Tuesday, January 22, 2013
Rebecca West, The Art of Fiction No. 65
Interviewed by Marina Warner - The Paris review
In Rebecca West’s hallway hung a drawing of her by Wyndham Lewis done in the thirties, “before the ruin,” as she put it. But her brown eyes remained brilliant and penetrating, her voice energetic, and her attention to all things acute. She was wearing a bright and patterned caftan when we first met, a loose blouse over trousers the second time. Cataracts meant she had two pairs of spectacles, on chains like necklaces; arthritis had made a stick necessary. Her hair was white and short; she wore beautiful rings. Her voice had kept some of the vowel sounds of the Edwardian period, and some of its turns of phrase: “I can’t see someone or something” meant “I can’t tolerate.” She said words of foreign derivation, like “memoirs,” with the accent of the parent language. We sat in her sitting room, a room filled with drawings and paintings with a wide bay window looking out on some of London’s tall trees. Their leaves, which were turning when we met, almost brushed against the windowpanes.
In your novel, The Fountain Overflows, you describe the poverty of the educated class very beautifully. Was that your background?
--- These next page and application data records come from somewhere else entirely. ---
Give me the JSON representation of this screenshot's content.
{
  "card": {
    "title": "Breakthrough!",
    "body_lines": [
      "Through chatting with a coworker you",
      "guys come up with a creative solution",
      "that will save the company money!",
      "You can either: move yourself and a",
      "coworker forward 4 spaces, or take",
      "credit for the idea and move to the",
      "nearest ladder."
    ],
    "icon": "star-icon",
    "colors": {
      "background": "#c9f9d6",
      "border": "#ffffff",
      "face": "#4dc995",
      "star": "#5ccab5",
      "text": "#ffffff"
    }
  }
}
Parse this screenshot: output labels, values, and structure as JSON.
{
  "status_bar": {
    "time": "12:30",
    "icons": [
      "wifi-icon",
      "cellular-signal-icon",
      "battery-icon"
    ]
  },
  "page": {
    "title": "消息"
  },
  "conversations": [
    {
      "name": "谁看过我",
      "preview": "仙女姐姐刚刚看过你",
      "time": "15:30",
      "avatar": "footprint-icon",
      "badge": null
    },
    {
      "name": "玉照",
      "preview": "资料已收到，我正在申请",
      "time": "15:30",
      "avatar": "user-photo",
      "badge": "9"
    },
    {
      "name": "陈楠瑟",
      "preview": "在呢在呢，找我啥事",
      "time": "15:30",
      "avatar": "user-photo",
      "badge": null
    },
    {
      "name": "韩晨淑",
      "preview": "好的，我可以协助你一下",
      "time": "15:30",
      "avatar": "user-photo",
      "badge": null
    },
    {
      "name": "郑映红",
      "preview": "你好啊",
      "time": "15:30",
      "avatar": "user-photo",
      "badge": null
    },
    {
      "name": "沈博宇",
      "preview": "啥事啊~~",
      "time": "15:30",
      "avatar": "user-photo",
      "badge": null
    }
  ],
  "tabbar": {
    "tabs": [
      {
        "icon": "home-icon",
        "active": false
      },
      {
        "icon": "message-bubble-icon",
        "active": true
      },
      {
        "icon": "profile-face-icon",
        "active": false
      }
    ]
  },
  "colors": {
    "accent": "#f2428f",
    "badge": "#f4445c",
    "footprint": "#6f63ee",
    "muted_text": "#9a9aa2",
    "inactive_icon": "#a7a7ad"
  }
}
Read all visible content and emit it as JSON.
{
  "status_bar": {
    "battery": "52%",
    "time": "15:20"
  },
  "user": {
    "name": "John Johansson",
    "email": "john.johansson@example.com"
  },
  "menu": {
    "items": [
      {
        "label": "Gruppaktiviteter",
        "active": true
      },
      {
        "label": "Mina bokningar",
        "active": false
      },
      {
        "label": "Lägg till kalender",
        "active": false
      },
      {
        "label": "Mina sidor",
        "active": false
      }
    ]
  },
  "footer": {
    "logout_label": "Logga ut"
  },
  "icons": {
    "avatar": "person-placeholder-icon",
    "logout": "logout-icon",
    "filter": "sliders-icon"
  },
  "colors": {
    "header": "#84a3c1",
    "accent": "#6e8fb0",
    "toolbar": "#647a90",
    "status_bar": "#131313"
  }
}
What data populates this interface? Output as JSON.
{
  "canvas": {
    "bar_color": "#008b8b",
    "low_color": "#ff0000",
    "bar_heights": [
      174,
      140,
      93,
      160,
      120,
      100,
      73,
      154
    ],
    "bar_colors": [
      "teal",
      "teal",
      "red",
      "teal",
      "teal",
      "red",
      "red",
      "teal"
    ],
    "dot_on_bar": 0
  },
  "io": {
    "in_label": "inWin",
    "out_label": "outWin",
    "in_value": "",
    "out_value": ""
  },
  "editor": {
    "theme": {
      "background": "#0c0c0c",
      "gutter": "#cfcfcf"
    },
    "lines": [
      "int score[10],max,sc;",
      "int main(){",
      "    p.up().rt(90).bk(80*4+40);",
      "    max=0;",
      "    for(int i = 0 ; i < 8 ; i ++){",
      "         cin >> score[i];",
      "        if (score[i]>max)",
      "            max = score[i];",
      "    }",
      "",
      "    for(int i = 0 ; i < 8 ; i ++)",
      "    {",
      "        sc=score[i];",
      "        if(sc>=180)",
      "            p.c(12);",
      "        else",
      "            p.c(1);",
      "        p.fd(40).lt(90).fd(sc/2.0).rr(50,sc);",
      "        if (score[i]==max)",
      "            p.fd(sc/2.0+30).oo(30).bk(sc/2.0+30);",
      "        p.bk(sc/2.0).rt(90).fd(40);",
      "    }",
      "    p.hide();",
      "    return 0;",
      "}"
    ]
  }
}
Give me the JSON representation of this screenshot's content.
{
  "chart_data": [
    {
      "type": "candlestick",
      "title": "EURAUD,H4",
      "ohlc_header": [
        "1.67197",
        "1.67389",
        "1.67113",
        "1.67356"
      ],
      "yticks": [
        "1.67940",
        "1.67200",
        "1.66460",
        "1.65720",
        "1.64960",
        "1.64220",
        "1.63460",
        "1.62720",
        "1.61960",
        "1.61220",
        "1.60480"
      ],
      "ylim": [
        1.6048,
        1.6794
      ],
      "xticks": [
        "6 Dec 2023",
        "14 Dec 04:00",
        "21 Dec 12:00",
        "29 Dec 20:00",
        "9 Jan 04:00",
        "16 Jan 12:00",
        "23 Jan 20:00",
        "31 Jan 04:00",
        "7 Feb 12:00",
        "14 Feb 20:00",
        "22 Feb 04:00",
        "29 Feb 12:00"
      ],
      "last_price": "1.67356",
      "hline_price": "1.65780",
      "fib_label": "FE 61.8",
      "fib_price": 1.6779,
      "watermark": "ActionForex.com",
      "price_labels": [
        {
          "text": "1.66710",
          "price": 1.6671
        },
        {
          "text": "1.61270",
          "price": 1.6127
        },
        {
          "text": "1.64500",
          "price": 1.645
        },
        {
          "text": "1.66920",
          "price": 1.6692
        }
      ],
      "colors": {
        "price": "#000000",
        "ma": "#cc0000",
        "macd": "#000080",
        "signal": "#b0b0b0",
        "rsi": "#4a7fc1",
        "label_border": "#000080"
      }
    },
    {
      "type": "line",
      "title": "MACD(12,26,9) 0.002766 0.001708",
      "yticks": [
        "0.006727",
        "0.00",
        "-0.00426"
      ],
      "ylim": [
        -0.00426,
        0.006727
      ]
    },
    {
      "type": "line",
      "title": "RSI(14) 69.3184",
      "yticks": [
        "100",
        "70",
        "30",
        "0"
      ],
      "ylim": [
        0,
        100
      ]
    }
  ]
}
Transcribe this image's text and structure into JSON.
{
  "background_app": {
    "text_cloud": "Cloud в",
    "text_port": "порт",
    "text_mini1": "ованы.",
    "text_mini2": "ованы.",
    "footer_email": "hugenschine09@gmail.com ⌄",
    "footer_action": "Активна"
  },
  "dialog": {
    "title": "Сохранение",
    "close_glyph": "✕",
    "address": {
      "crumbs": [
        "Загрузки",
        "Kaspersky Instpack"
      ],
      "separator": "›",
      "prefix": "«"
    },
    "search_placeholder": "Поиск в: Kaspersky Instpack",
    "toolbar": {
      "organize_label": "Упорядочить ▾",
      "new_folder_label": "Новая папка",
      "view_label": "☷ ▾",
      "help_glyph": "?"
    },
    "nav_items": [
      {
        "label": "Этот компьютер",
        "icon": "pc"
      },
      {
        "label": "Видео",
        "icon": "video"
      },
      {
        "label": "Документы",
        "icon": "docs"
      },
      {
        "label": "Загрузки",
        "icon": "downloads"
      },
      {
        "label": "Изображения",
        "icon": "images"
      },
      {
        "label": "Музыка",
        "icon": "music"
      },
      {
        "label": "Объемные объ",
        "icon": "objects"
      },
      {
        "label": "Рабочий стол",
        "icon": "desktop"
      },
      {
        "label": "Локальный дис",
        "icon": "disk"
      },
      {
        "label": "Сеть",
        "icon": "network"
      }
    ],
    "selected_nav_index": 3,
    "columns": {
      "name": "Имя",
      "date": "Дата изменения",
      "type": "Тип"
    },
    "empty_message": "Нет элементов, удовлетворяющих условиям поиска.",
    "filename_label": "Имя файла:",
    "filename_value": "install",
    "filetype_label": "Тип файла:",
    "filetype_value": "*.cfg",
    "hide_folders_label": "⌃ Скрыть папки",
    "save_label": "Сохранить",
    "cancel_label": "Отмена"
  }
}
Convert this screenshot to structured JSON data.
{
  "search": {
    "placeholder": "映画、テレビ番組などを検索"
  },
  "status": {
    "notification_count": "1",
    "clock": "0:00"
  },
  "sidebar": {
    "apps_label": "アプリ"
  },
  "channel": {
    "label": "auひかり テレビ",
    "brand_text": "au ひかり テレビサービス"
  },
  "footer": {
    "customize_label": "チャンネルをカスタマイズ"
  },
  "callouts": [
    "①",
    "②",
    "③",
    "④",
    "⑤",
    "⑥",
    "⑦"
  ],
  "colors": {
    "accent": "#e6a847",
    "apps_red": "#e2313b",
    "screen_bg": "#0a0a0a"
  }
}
Oh, yes. I’ll tell you what the position was. We had lots of pleasant furniture that had belonged to my father’s family, none that had belonged to my mother’s family, because they didn’t die—the whole family all went on to their eighties, nineties—but we had furniture and we had masses of books, and we had a very good piano my mother played on. We were poor because my father’s father died, when he and his three brothers were schoolboys. Their mother was a member of the Plymouth Brethren and a religious fanatic with a conscience that should have been held down and, you know, been eunuchized or castrated. She refused to keep on, to accept any longer, an annuity, which she was given by the royal family. And nobody knows why she was given it, and she found out the reason and she didn’t approve of it, and she refused it, and they were poor forever after. The maddening thing was nobody ever knew why she said to Queen Victoria, “I cannot accept this allowance.” It was hard on my father, who was in the army, because you needed money to be an officer. He was a ballistics expert. He did quite well in various things. Full interview